    work. Viewing each block as a

    separate sketch makes the task

    easier to complete.

  • Shade grid square by grid square looking closely at your picture reference and using the pattern of your

    choice in that grid. Pay close attention to value when you shade in your portrait! Do you see how the

    simple hatched portrait on the right is more sucessful at likeness and creating form than the one on the

    right despite the larger grid? Careful attention to the shapes of the light and shadow while you are

    filling in your squares with pattern will help you get a better result!

    Notes about what to do and what not to do:

    Nice likeness! I wish there were shading!

    Really lovely, but all one pattern!

    No color! All value needs to be made by your patterns, not by coloring in a lighter color!

  • Grid Pattern Portraits Expanded Option for Advanced Students (Art 3 & AP)

    Chuck Close is probably one the

    artists most famous for his use of

    the grid method. After a clot formed

    in his spinal cord in 1988 he became

    paralyzed and he developed a new

    painting style, still using a grid. He

    could make lozenge shape concentric

    circles in the grid with his limited

    movement and he filled in the grid

    with this pattern to create his large


  • *All these paintings are self-portraits by the artist shown with the artist.

    DIRECTIONS: For your assignment you will create your own way of working in the grid. Create a pattern of your own that you will use to create your portrait using the grid method.
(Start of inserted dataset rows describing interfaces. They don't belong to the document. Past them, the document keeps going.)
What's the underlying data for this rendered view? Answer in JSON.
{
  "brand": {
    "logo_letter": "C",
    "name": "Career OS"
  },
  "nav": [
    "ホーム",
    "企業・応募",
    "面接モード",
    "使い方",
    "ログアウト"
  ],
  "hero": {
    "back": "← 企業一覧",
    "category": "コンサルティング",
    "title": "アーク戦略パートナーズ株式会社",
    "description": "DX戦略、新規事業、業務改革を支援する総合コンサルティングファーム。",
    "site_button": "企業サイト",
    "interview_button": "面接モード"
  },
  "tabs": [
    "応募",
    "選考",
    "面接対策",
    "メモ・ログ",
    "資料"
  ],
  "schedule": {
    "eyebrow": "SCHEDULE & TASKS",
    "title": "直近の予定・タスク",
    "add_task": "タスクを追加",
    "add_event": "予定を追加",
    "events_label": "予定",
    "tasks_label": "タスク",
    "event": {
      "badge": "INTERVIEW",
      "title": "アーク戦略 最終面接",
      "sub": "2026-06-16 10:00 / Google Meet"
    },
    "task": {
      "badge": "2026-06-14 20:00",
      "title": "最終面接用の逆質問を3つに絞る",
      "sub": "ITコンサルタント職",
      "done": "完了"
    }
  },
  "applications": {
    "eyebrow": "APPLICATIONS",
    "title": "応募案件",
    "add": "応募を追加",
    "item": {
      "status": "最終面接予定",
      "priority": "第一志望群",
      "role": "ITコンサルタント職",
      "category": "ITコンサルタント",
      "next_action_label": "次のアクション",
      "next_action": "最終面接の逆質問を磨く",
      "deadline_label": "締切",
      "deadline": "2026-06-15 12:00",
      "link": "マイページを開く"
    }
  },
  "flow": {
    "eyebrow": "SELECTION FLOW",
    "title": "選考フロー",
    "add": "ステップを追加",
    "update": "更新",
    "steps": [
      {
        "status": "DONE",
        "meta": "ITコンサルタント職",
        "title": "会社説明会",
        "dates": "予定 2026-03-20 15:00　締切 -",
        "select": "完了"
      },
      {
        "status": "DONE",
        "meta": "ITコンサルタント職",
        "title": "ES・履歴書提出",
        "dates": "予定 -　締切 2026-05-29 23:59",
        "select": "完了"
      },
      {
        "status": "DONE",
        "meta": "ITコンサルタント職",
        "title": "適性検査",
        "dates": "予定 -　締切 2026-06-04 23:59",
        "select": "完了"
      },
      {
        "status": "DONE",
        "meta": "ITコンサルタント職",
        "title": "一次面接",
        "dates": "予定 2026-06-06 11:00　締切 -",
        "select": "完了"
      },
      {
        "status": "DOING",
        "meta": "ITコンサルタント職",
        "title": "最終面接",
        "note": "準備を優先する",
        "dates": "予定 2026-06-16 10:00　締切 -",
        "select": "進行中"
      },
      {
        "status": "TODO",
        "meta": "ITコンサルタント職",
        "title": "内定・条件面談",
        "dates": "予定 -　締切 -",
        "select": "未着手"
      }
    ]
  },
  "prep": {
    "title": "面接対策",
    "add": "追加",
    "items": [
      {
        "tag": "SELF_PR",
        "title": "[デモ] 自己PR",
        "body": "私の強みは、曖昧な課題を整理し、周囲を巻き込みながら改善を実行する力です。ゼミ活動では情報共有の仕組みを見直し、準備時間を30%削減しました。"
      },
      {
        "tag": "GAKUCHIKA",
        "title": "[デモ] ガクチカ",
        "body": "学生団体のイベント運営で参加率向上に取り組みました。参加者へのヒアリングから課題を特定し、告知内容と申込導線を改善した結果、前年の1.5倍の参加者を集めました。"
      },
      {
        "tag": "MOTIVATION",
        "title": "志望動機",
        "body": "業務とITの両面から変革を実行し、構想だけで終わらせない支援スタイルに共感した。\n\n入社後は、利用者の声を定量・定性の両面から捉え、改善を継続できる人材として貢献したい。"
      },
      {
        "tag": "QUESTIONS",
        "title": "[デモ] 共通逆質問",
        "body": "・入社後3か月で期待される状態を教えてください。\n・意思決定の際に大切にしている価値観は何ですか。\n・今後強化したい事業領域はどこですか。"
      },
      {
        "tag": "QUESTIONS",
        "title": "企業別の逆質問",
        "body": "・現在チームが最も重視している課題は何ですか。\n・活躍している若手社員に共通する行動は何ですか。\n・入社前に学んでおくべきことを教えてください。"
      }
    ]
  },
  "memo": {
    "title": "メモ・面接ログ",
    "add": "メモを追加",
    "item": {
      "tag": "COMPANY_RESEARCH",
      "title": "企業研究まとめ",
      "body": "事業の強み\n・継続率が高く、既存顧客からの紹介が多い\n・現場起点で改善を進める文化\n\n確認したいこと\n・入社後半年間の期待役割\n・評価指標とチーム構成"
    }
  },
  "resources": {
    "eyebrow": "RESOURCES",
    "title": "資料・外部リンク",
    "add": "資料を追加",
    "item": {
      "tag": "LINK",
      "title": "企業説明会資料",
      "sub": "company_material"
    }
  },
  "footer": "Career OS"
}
Will you cross hatch in colored pencil? Use all straight lines? Use puzzle pieces of different colors? Whatever you do the grid and pattern should be easily identified in your final piece. The final piece should be large – at least 16” x 20” or 18” x 24”. You may go larger. Following are some examples that may give you an idea of what you may want to do. The grid method is briefly explained earlier in this handout, but more comprehensive directions can be found online if needed.